Sybil Seitzinger is the Executive Director of the Pacific Institute for Climate Solutions (PICS), and Professor in the School of Environmental Studies at the University of Victoria. Dr. Seitzinger joins PICS from her position as executive director of the International Geosphere-Biosphere Programme (IGBP) based in Stockholm, Sweden. Prior to that, she was director of the Rutgers/NOAA Cooperative Marine Education and Research Program and visiting professor at Rutgers University in the US. She served as president of the American Society of Limnology and Oceanography from 2006-2010. Dr. Seitzinger’s work at the IGBP involved facilitating and integrating the work of scientists and researchers across Africa, the Americas, Asia-Pacific and Europe on global environmental change. As a pioneering scientist, her work at Rutgers centred on land-atmosphere-ocean biogeochemistry, with a focus on changes in the global nitrogen cycle and how humans are affecting it. Dr. Seitzinger holds a PhD in biological oceanography from the University of Rhode Island, is an elected member of the American Academy of Arts and Sciences, and has been awarded an honorary PhD from Utrecht University in the Netherlands.

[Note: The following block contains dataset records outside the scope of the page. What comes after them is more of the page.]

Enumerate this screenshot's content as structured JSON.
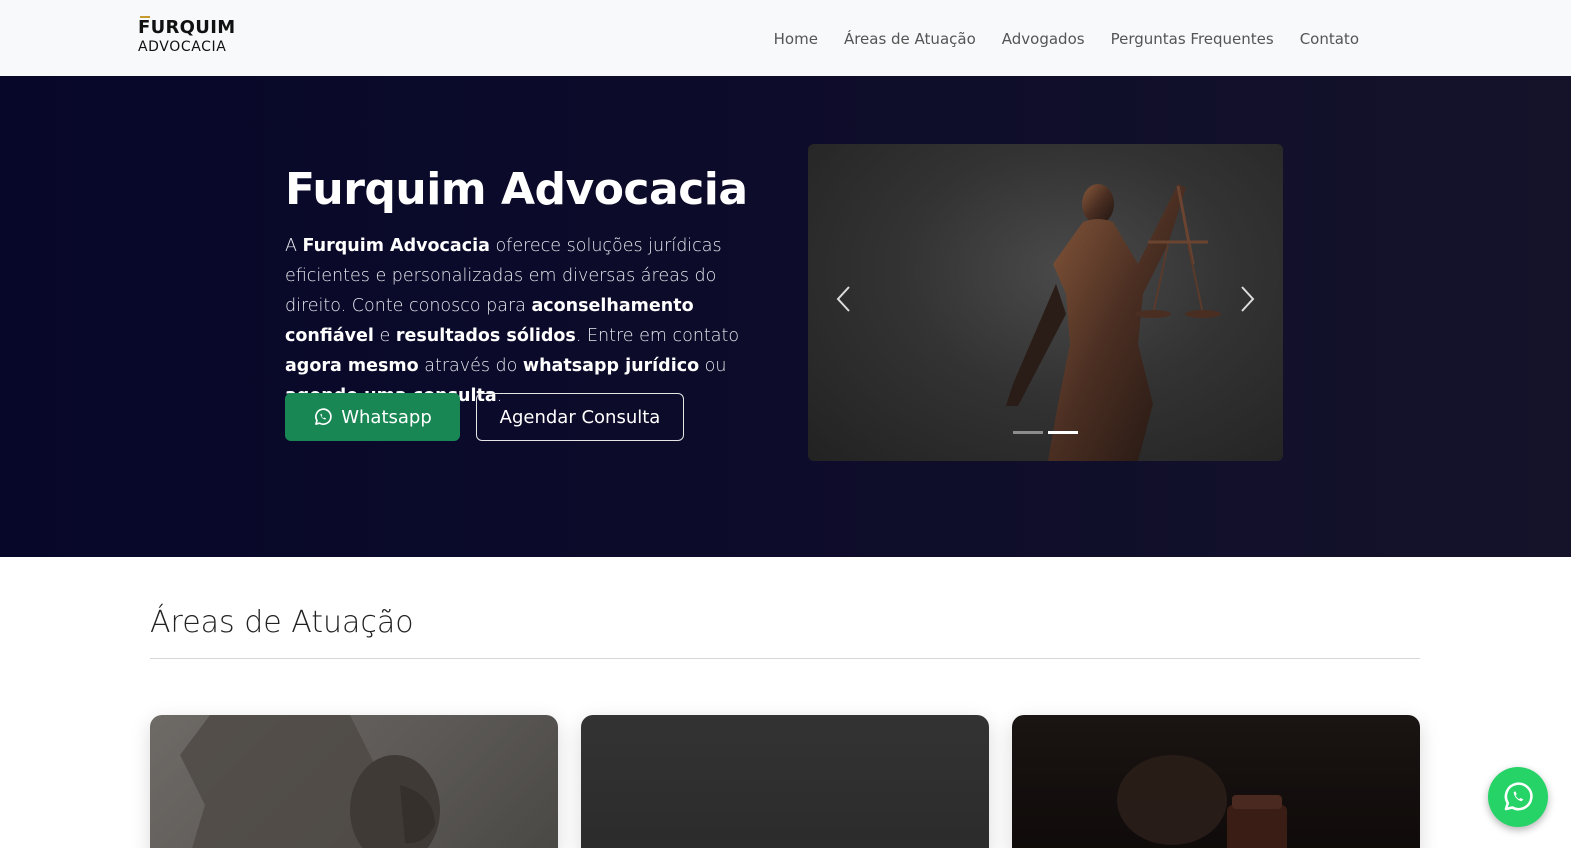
{
  "brand": {
    "line1": "FURQUIM",
    "line2": "ADVOCACIA"
  },
  "nav": {
    "items": [
      {
        "label": "Home"
      },
      {
        "label": "Áreas de Atuação"
      },
      {
        "label": "Advogados"
      },
      {
        "label": "Perguntas Frequentes"
      },
      {
        "label": "Contato"
      }
    ]
  },
  "hero": {
    "title": "Furquim Advocacia",
    "text_parts": {
      "p1": "A ",
      "b1": "Furquim Advocacia",
      "p2": " oferece soluções jurídicas eficientes e personalizadas em diversas áreas do direito. Conte conosco para ",
      "b2": "aconselhamento confiável",
      "p3": " e ",
      "b3": "resultados sólidos",
      "p4": ". Entre em contato ",
      "b4": "agora mesmo",
      "p5": " através do ",
      "b5": "whatsapp jurídico",
      "p6": " ou ",
      "b6": "agende uma consulta",
      "p7": "."
    },
    "whatsapp_label": "Whatsapp",
    "agendar_label": "Agendar Consulta"
  },
  "carousel": {
    "slide_count": 2,
    "active_index": 1
  },
  "areas": {
    "title": "Áreas de Atuação"
  },
  "colors": {
    "hero_bg": "#0d0c2a",
    "whatsapp_green": "#198754",
    "fab_green": "#25d366",
    "navbar_bg": "#f8f9fa"
  },
  "icons": [
    "whatsapp-icon",
    "chevron-left-icon",
    "chevron-right-icon"
  ]
}
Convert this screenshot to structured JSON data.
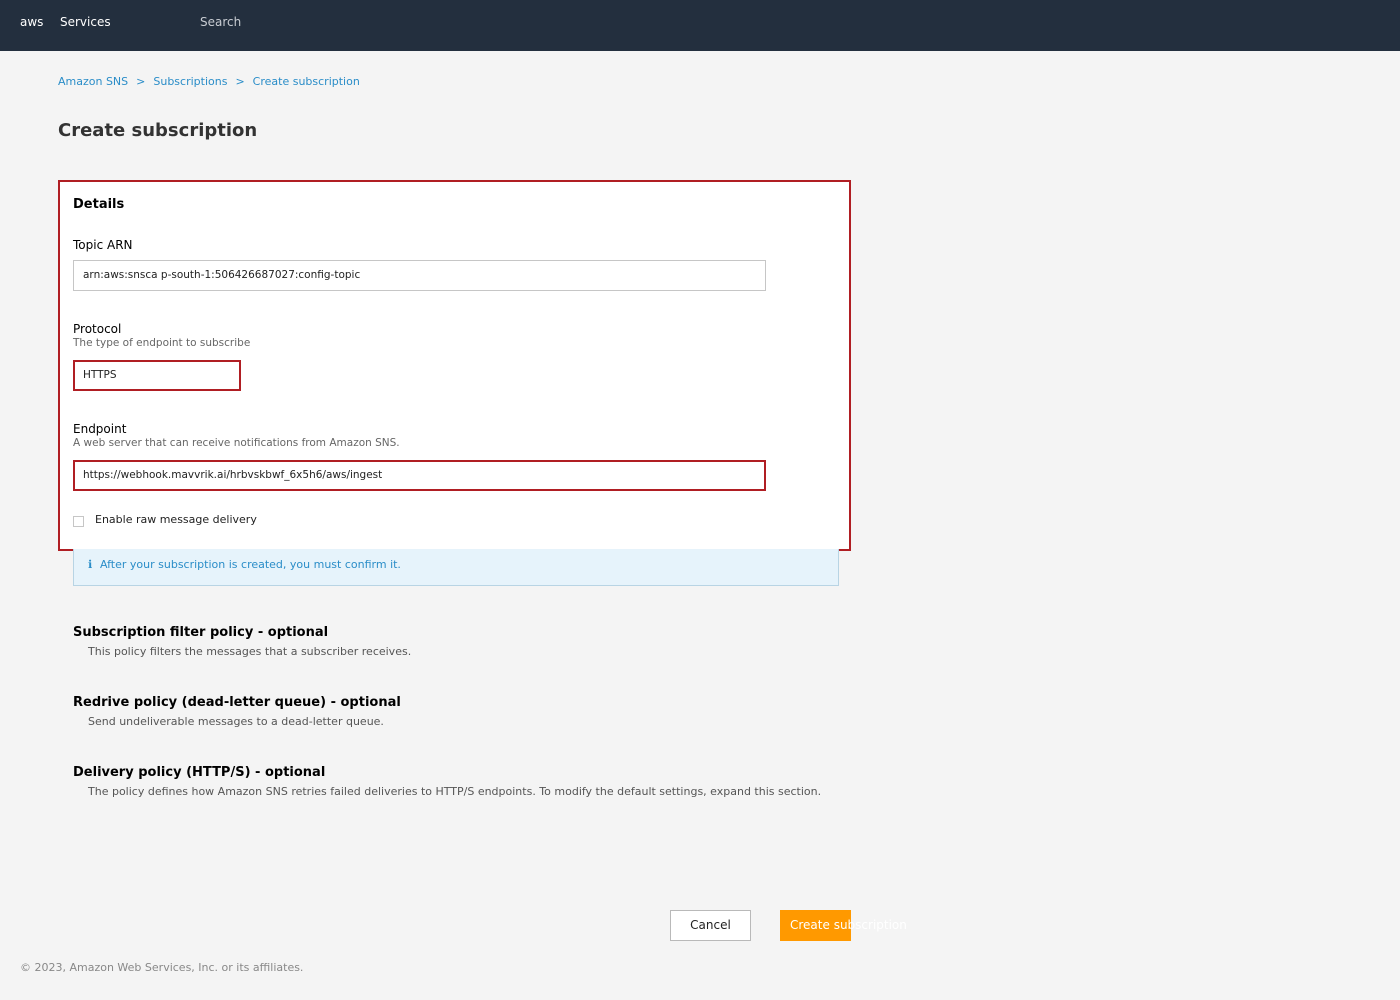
{
  "header": {
    "logo": "aws",
    "services": "Services",
    "search_placeholder": "Search"
  },
  "breadcrumb": {
    "items": [
      "Amazon SNS",
      "Subscriptions",
      "Create subscription"
    ],
    "separator": ">"
  },
  "page_title": "Create subscription",
  "details": {
    "title": "Details",
    "topic_arn": {
      "label": "Topic ARN",
      "value": "arn:aws:snsca p-south-1:506426687027:config-topic"
    },
    "protocol": {
      "label": "Protocol",
      "description": "The type of endpoint to subscribe",
      "value": "HTTPS"
    },
    "endpoint": {
      "label": "Endpoint",
      "description": "A web server that can receive notifications from Amazon SNS.",
      "value": "https://webhook.mavvrik.ai/hrbvskbwf_6x5h6/aws/ingest"
    },
    "raw_delivery": {
      "label": "Enable raw message delivery",
      "checked": false
    }
  },
  "info": {
    "icon": "info-icon",
    "icon_glyph": "ℹ",
    "text": "After your subscription is created, you must confirm it."
  },
  "sections": [
    {
      "title": "Subscription filter policy - optional",
      "description": "This policy filters the messages that a subscriber receives."
    },
    {
      "title": "Redrive policy (dead-letter queue) - optional",
      "description": "Send undeliverable messages to a dead-letter queue."
    },
    {
      "title": "Delivery policy (HTTP/S) - optional",
      "description": "The policy defines how Amazon SNS retries failed deliveries to HTTP/S endpoints. To modify the default settings, expand this section."
    }
  ],
  "actions": {
    "cancel": "Cancel",
    "create": "Create subscription"
  },
  "footer": "© 2023, Amazon Web Services, Inc. or its affiliates.",
  "colors": {
    "topbar": "#232f3e",
    "error_border": "#b01e23",
    "link": "#2a8dc8",
    "primary_button": "#ff9900",
    "info_background": "#e6f3fb"
  }
}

October 19, 2017
Sea Level Rise and Forced Migration - The Challenges for Climate Refugees, featuring Dr. Saleemul Huq, Director, Centre for Climate Change and Development, London, U.K. (via video conference); James Horncastle, Lecturer, Hellenic Studies, Simon Fraser University and Anna Zhuo, Co-founder, Climate Migrants and Refugees Project, Vancouver.
October 5, 2017
Sea Level Rise and the International Response - Policy Action, featuring Special Envoy on Water for the Kingdom of the Netherlands Henk Ovink and flood consultant Tamsin Lyle (Ebbwater Consulting) and Lawyer Deborah Carlson (West Coast Enviornmental Law).
September 21, 2017
"Sea Level Rise in Deep History - First Nations Coastal Flood Stories", with Squamish Chief Ian Campbell and Haida elder Captain Gold who will share stories from their nation’s history followed by discussion. Click here for the poster of the event.
June 8, 2017
Planning for Sea Level Rise - Local challenges and solutions
Link to the recording
About the Octopus’s Garden: Planning for Sea Level Rise Series:
Regions around the world are experiencing climate change impacts such as droughts, floods, wildfires, and heat waves, while planning for the long-term effects of sea level rise and coastal storms. These stressors are driving damages and increased costs for communities, and increasing the risk of mass migration. Building on the success of the Resiliency and YOU talk, this series runs from June-November 2017, and features experts on sea level rise from a variety of backgrounds who will address ways we can adapt and build resilience, with a focus on local to global challenges and solutions. Topics to be addressed include the science and physical challenges to sea level rise, local and provincial and international preparations and initiatives, climate refugees, traditional knowledge and indigenous responses to sea level rise, and finally what to expect globally - and what we can do about it locally.
For the poster of the series click here.
Brought to you by the Adaptation to Climate Change Team (ACT), and the Pacific Water Research Centre in the Faculty of Environment at Simon Fraser University, the Pacific Institute for Climate Solutions, the City of Vancouver, Vancouver Board of Parks and Recreation, and the Vancouver Aquarium Marine Science Centre.